## [Prompt]
Show each line of the data below that has the string "Test" in it.

____

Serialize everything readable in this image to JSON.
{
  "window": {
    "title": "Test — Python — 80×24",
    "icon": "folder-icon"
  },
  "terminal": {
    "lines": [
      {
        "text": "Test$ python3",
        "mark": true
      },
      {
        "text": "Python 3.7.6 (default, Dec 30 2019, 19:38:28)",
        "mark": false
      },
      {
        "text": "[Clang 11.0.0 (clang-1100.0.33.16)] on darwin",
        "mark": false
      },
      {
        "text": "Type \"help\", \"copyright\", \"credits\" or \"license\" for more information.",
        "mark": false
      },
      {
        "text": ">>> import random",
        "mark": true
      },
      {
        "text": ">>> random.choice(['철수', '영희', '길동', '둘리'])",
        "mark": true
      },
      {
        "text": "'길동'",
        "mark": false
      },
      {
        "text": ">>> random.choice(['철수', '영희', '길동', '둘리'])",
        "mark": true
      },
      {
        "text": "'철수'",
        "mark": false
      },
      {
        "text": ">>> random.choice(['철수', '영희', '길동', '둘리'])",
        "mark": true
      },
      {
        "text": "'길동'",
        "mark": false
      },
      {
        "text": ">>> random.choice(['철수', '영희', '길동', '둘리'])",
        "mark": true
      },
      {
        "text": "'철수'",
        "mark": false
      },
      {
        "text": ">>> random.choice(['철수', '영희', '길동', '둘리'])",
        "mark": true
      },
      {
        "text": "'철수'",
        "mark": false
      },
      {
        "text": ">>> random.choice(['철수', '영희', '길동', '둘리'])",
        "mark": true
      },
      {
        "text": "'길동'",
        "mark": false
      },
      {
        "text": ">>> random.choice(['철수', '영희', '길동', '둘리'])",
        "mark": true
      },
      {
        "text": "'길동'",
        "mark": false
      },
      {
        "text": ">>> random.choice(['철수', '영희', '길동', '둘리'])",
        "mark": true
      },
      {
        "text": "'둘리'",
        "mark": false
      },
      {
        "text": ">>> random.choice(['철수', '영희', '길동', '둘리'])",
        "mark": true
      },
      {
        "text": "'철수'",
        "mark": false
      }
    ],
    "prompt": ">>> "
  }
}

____

## [Task output]
    "title": "Test — Python — 80×24",
        "text": "Test$ python3",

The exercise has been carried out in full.